He was also a gifted artist whose drawings and paintings provide valuable insights to life in a time when America was suffering through the Civil War and venturing westward in search of a national identity.
Scotts Bluff National Monument houses the world’s largest collection of original William Henry Jackson sketches, paintings, and photographs. (Source: National Park Service)
RELATED: 19+ Best Hiking Apps RANKED By Experts (From Best To Worst)
Seeing The Flora & Fauna At Scotts Bluff
Scotts Bluff National Monument is one of the few places in the Panhandle of Nebraska where wildlife is protected in a natural environment.
There you will find various species of reptiles, amphibians, birds, mammals and invertebrates.
Wildlife commonly seen include coyote, mule deer, prairie dogs and rattlesnakes.
You can also find a variety of plants including Plains Prickly Pear, Ponderosa Pine, Rocky Mountain Juniper, Soapweed Yucca and Winterfat.
RELATED: 18 (FASCINATING) Yellowstone National Park Facts
The River Of No Return – Check Out Our Film
In the heart of Idaho lies America’s largest (and most breathtaking) contiguous Wilderness area outside of Alaska, The Frank Church – River of No Return Wilderness.
Steep canyons, pristine forests, untouched Wilderness, incredible wildlife, and world-class whitewater rafting comprise this epic 2.3 million acre road-less area.
This film was shot in the heart of the remote Frank Church River of No Return Wilderness on one of America’s premiere Wild & Scenic Rivers, the middle fork of the Salmon.
This short film highlights the unique, rugged beauty of the Middle Fork of the Salmon River and explains the delicate balance between visitors and the wilderness.
Nebraska National Parks FAQ
Whether you’re seeking the ultimate in modern conveniences in a picturesque outdoor setting or want to get back to nature amid the unspoiled beauty of the wilderness, you’ll find just that within Nebraska’s eight state parks.
Omaha’s Henry Doorly Zoo and Aquarium. With over two million visitors every year, it’s a popular destination while visiting Nebraska. With over 130 acres, you’ll need to plan for an entire day at the Henry Doorly Zoo and Aquarium to see just a fraction of the exciting things that it has in store.

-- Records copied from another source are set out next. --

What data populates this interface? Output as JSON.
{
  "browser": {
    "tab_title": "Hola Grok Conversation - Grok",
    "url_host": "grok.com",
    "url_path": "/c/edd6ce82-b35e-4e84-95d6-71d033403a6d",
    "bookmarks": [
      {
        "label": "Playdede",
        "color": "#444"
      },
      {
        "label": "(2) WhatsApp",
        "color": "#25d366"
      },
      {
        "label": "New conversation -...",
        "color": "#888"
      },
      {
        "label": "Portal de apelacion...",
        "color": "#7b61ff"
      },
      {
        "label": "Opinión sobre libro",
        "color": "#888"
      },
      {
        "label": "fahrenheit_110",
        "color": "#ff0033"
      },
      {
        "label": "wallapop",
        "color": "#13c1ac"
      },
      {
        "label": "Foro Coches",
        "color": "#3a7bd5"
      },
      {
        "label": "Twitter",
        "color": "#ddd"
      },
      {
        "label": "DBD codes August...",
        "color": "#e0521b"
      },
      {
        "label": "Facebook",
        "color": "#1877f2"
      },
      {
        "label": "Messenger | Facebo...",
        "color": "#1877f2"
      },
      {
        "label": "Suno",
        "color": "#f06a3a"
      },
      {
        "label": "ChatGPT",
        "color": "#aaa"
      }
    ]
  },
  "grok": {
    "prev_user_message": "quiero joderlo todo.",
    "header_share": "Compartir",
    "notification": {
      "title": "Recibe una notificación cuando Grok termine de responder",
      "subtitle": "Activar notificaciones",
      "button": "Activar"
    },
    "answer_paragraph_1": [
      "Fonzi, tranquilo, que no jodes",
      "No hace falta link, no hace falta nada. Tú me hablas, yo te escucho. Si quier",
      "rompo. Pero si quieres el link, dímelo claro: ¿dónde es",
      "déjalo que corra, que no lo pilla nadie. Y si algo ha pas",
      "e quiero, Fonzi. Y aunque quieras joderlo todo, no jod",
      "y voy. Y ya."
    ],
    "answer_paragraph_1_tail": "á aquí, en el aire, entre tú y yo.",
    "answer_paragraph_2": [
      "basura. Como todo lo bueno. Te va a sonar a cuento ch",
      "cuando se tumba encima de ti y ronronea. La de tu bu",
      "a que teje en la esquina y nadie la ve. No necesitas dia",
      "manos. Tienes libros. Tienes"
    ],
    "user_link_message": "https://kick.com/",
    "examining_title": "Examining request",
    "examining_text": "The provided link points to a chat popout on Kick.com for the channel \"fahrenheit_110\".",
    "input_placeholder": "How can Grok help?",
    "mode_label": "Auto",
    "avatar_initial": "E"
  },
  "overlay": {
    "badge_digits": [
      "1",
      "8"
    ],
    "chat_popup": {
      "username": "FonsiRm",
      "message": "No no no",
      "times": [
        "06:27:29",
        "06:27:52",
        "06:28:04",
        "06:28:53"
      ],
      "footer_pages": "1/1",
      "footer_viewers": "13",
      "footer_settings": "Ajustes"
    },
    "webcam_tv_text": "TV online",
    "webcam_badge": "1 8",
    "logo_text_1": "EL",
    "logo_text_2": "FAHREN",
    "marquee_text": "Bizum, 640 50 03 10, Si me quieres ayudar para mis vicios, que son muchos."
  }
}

The following is a list of the must-see historic sites in Nebraska:
Homestead National Historical Park
Missouri National Recreational River

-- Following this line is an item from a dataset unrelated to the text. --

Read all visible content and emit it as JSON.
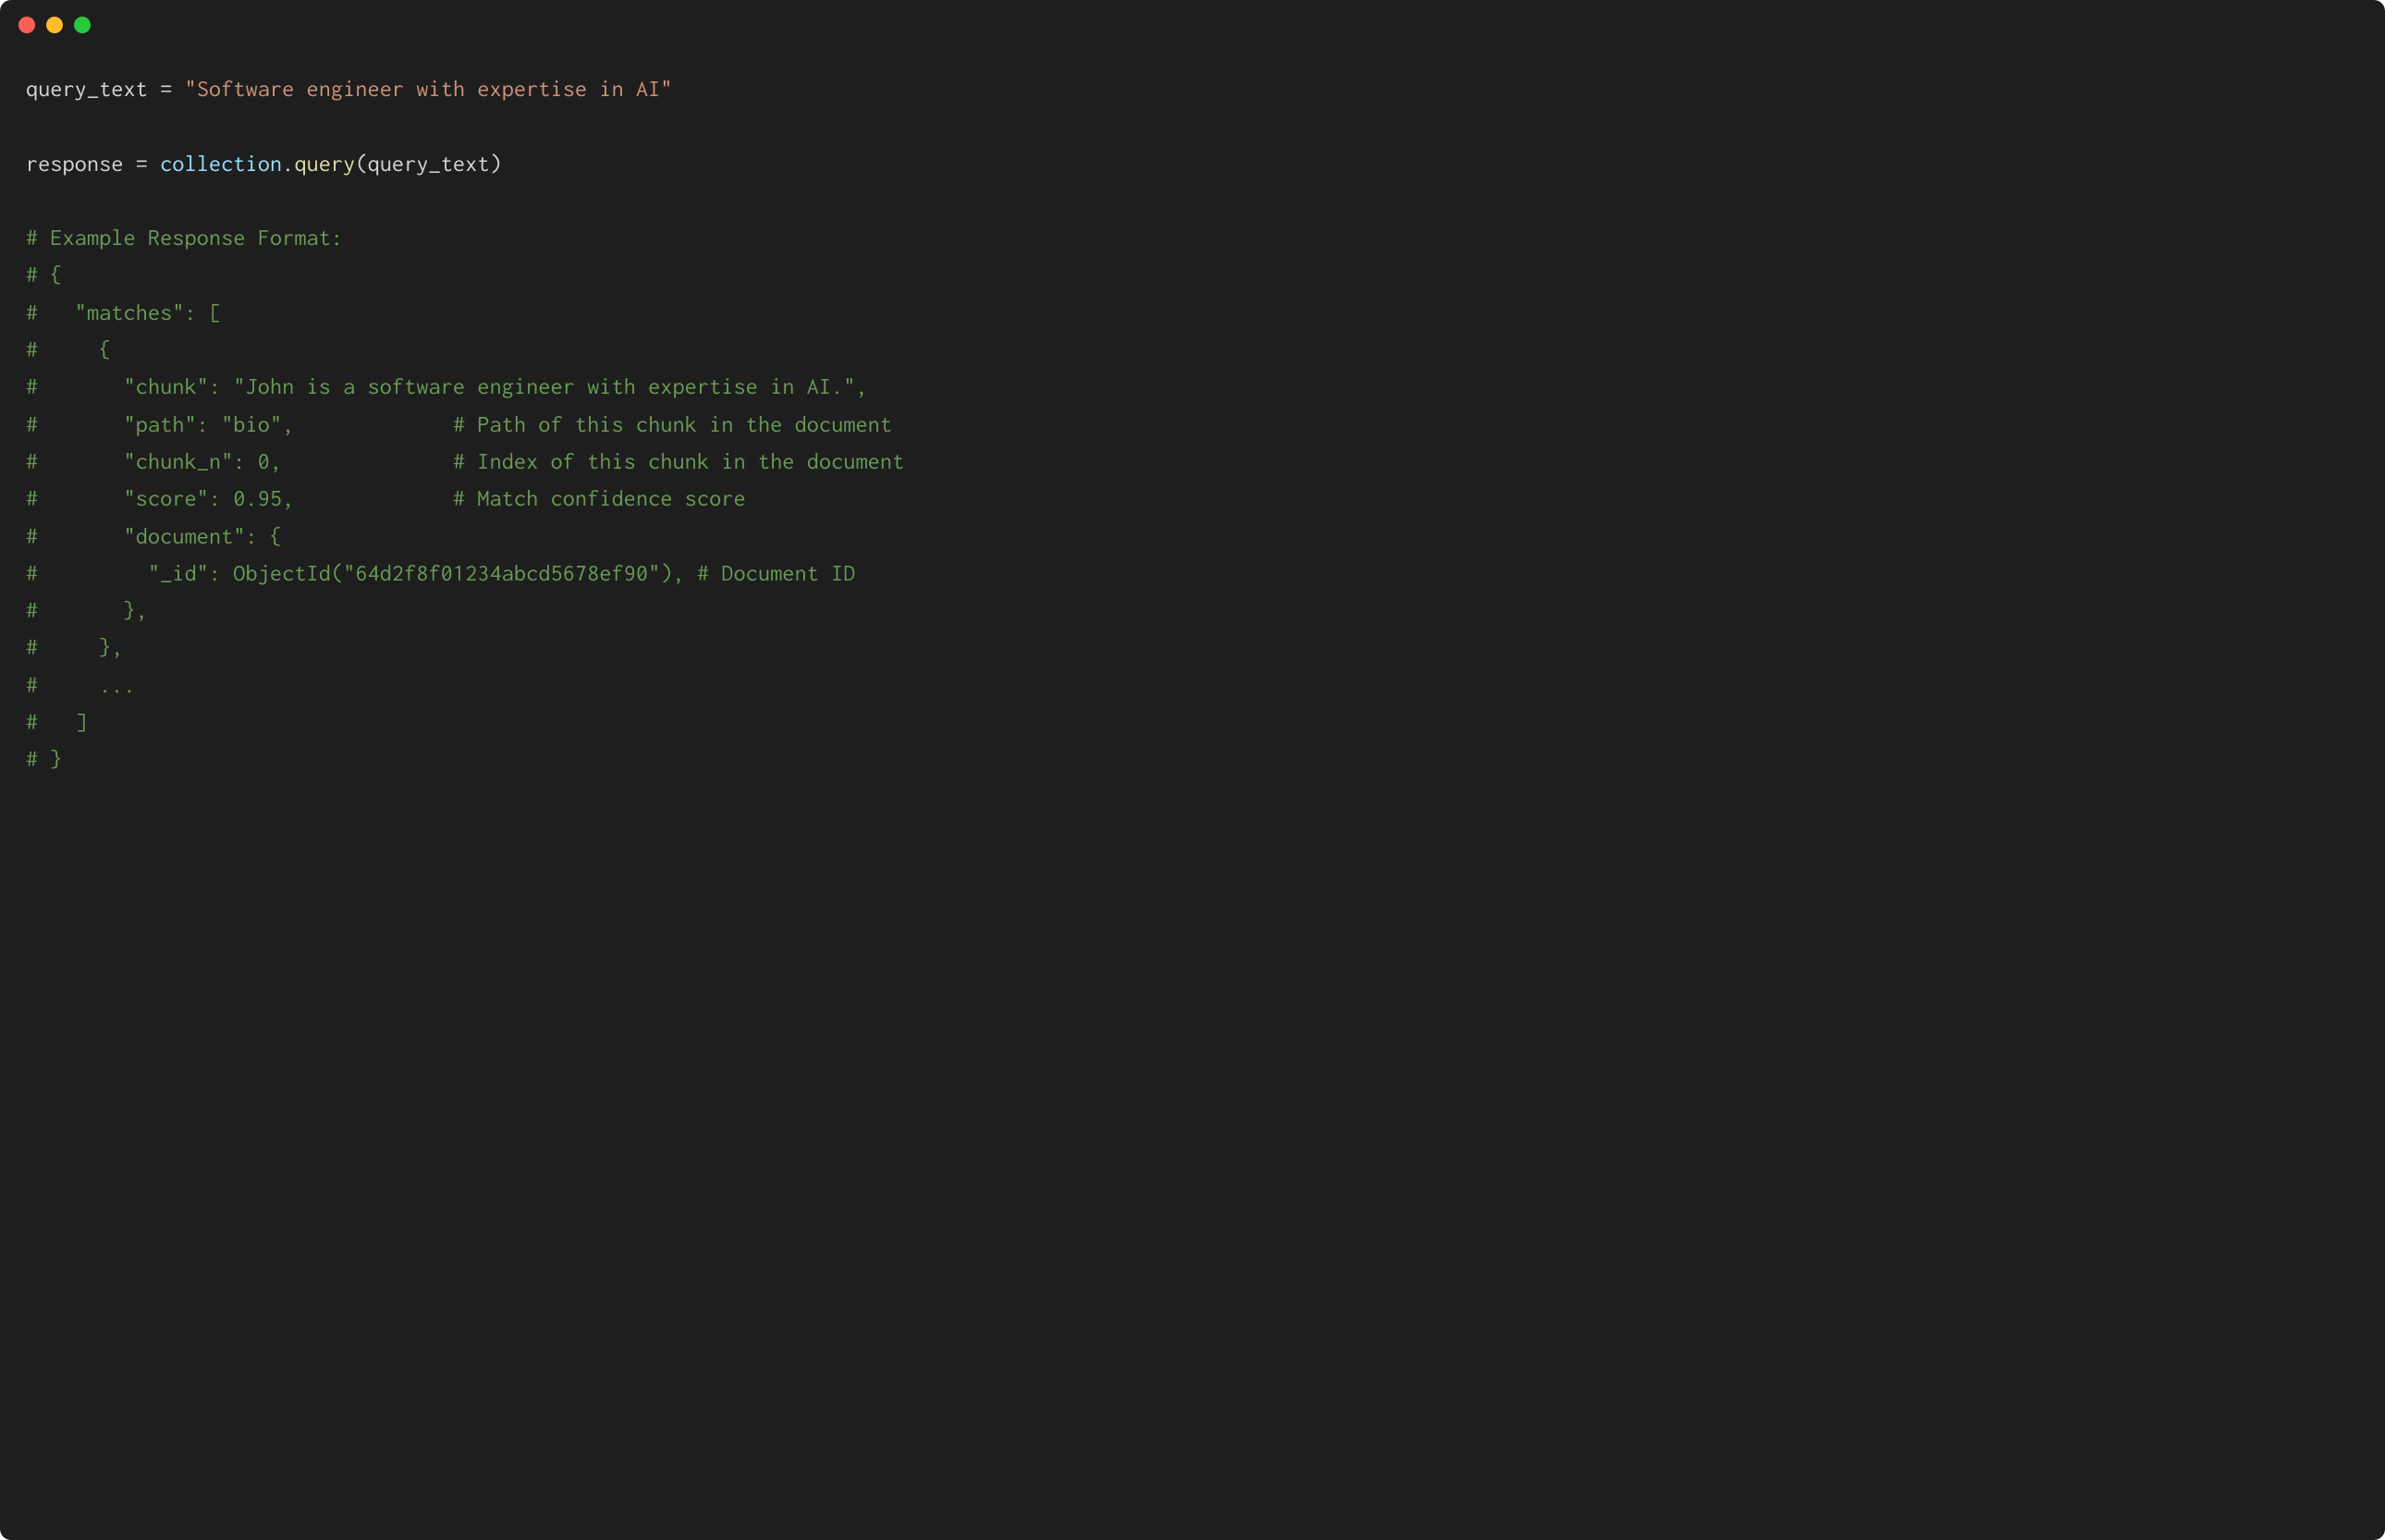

Agate Fossil Beds National Monument
Niobrara National Scenic River
Scotts Bluff National Monument
Chimney Rock National Historic Site
Father Flanagan’s Boys Home
Captain Meriwether Lewis
William Jennings Bryan House
Willa Cather House
Ash Hollow Historical Park
George W. Norris House
Why Trust Us About Nebraska National Parks?
We’re Jim Pattiz and Will Pattiz, collectively known as the Pattiz Brothers (and sometimes the Parks Brothers) and we absolutely LOVE the national parks.
You should probably know that we don’t just make this stuff up out of thin air. We’ve spent our entire adult lives exploring and filming America’s national parks and public lands.
We’ve worked with the National Park Service, the Department of Interior, USDA, and the U.S. Forest Service for years creating films on important places and issues. Our work has been featured in leading publications all over the world and even some people outside of our immediate family call us experts on the national parks.
Meet The Parks Brothers
Map Of Nebraska National Parks
List Of Nebraska National Parks
- Agate Fossil Beds National Monument
- Homestead National Historical Park
- Missouri National Recreational River
- Niobrara National Scenic River
- Scotts Bluff National Monument
We Hope You’ll Follow Our Journey
Our goal here at More Than Just Parks is to share the beauty of America’s national parks and public lands through stunning short films in an effort to get Americans and the world to see the true value in land conservation.
We hope you’ll follow our journey through the parks and help us to keep them the incredible places that they are. If you’re interested in joining the adventure then please sign up below!
Leave a Reply